Scan the records for the word "icon". Report each line where it occurs.

### Records supplied
==========

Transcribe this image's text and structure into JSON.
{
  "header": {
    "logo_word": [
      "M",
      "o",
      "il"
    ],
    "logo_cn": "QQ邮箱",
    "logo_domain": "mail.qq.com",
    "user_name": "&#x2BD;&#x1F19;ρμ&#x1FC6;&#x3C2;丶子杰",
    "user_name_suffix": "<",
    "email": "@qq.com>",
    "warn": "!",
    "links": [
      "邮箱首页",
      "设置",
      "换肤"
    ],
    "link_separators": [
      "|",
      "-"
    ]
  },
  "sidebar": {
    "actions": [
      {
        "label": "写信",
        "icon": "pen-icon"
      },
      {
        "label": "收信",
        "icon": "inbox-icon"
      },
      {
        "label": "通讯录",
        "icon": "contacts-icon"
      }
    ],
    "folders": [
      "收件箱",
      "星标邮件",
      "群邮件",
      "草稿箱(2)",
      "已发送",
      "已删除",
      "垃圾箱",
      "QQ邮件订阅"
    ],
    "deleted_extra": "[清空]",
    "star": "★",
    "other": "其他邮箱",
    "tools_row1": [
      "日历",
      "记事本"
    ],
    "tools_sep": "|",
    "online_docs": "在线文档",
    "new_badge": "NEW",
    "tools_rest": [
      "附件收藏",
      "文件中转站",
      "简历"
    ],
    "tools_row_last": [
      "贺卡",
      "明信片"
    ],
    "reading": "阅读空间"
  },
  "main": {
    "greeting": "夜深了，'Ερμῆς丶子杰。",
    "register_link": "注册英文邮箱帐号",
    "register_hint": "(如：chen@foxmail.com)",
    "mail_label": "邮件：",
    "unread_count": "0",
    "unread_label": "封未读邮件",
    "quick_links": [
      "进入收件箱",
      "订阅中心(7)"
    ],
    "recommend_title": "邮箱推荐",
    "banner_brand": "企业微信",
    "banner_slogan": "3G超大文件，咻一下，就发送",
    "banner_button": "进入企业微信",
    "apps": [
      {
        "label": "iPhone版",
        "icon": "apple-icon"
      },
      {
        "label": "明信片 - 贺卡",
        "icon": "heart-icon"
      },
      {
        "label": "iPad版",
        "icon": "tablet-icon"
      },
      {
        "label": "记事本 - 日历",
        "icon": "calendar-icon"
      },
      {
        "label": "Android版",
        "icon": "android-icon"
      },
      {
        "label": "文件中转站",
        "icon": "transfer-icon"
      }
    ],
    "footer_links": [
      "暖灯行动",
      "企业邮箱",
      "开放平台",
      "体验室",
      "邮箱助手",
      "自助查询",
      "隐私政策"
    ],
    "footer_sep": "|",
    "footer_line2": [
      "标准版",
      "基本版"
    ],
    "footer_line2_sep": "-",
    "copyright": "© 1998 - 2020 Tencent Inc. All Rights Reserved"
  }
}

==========

### Solved problem
        "icon": "pen-icon"
        "icon": "inbox-icon"
        "icon": "contacts-icon"
        "icon": "apple-icon"
        "icon": "heart-icon"
        "icon": "tablet-icon"
        "icon": "calendar-icon"
        "icon": "android-icon"
        "icon": "transfer-icon"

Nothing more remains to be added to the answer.